▶ _Work to be completed_:
Pictures aside, repeat all the entries below exactly as they appear.

+++

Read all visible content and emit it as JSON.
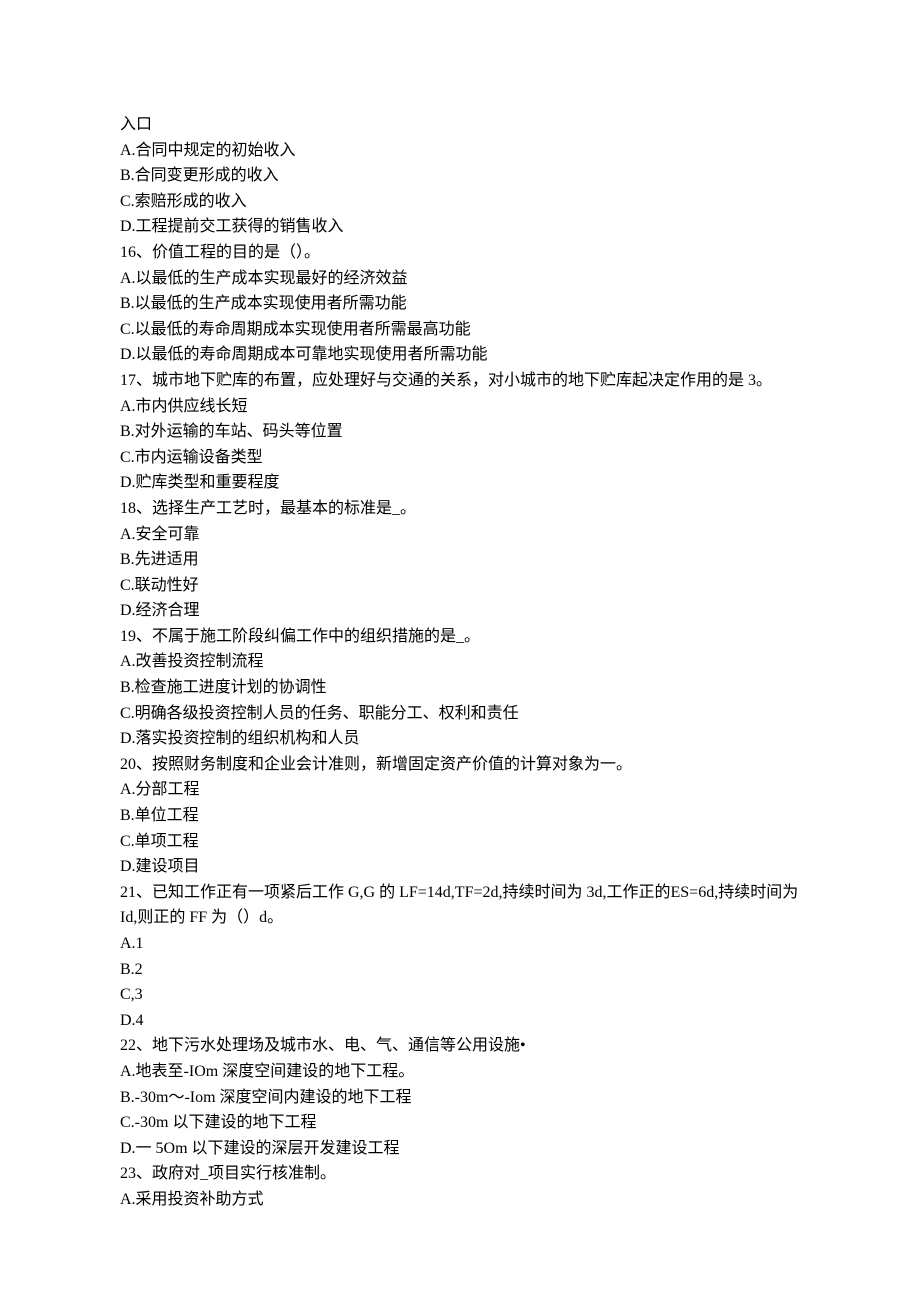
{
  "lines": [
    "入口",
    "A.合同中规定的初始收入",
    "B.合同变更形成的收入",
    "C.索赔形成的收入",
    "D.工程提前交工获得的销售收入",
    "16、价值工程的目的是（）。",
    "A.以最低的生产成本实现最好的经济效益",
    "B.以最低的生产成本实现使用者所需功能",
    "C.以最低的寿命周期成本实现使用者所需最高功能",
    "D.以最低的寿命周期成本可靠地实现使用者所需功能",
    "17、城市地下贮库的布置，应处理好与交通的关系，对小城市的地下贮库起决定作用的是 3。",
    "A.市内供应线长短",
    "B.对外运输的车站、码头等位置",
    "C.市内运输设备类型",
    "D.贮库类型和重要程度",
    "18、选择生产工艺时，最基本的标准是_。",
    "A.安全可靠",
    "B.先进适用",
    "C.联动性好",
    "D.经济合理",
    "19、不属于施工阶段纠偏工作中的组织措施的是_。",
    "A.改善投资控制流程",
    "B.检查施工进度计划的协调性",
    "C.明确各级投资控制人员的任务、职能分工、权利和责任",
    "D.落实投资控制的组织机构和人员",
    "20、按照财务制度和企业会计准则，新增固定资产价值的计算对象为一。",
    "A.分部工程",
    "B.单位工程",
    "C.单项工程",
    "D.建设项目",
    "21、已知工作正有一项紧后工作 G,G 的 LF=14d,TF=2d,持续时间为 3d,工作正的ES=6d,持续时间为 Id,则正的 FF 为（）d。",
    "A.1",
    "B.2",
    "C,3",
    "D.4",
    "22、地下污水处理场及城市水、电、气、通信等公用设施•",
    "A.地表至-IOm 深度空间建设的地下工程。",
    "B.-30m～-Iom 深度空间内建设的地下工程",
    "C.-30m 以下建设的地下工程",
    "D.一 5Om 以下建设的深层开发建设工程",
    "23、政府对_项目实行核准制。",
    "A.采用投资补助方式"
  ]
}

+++

▶ _Response to this exercise_:
Read all visible content and emit it as JSON.
{
  "lines": [
    "入口",
    "A.合同中规定的初始收入",
    "B.合同变更形成的收入",
    "C.索赔形成的收入",
    "D.工程提前交工获得的销售收入",
    "16、价值工程的目的是（）。",
    "A.以最低的生产成本实现最好的经济效益",
    "B.以最低的生产成本实现使用者所需功能",
    "C.以最低的寿命周期成本实现使用者所需最高功能",
    "D.以最低的寿命周期成本可靠地实现使用者所需功能",
    "17、城市地下贮库的布置，应处理好与交通的关系，对小城市的地下贮库起决定作用的是 3。",
    "A.市内供应线长短",
    "B.对外运输的车站、码头等位置",
    "C.市内运输设备类型",
    "D.贮库类型和重要程度",
    "18、选择生产工艺时，最基本的标准是_。",
    "A.安全可靠",
    "B.先进适用",
    "C.联动性好",
    "D.经济合理",
    "19、不属于施工阶段纠偏工作中的组织措施的是_。",
    "A.改善投资控制流程",
    "B.检查施工进度计划的协调性",
    "C.明确各级投资控制人员的任务、职能分工、权利和责任",
    "D.落实投资控制的组织机构和人员",
    "20、按照财务制度和企业会计准则，新增固定资产价值的计算对象为一。",
    "A.分部工程",
    "B.单位工程",
    "C.单项工程",
    "D.建设项目",
    "21、已知工作正有一项紧后工作 G,G 的 LF=14d,TF=2d,持续时间为 3d,工作正的ES=6d,持续时间为 Id,则正的 FF 为（）d。",
    "A.1",
    "B.2",
    "C,3",
    "D.4",
    "22、地下污水处理场及城市水、电、气、通信等公用设施•",
    "A.地表至-IOm 深度空间建设的地下工程。",
    "B.-30m～-Iom 深度空间内建设的地下工程",
    "C.-30m 以下建设的地下工程",
    "D.一 5Om 以下建设的深层开发建设工程",
    "23、政府对_项目实行核准制。",
    "A.采用投资补助方式"
  ]
}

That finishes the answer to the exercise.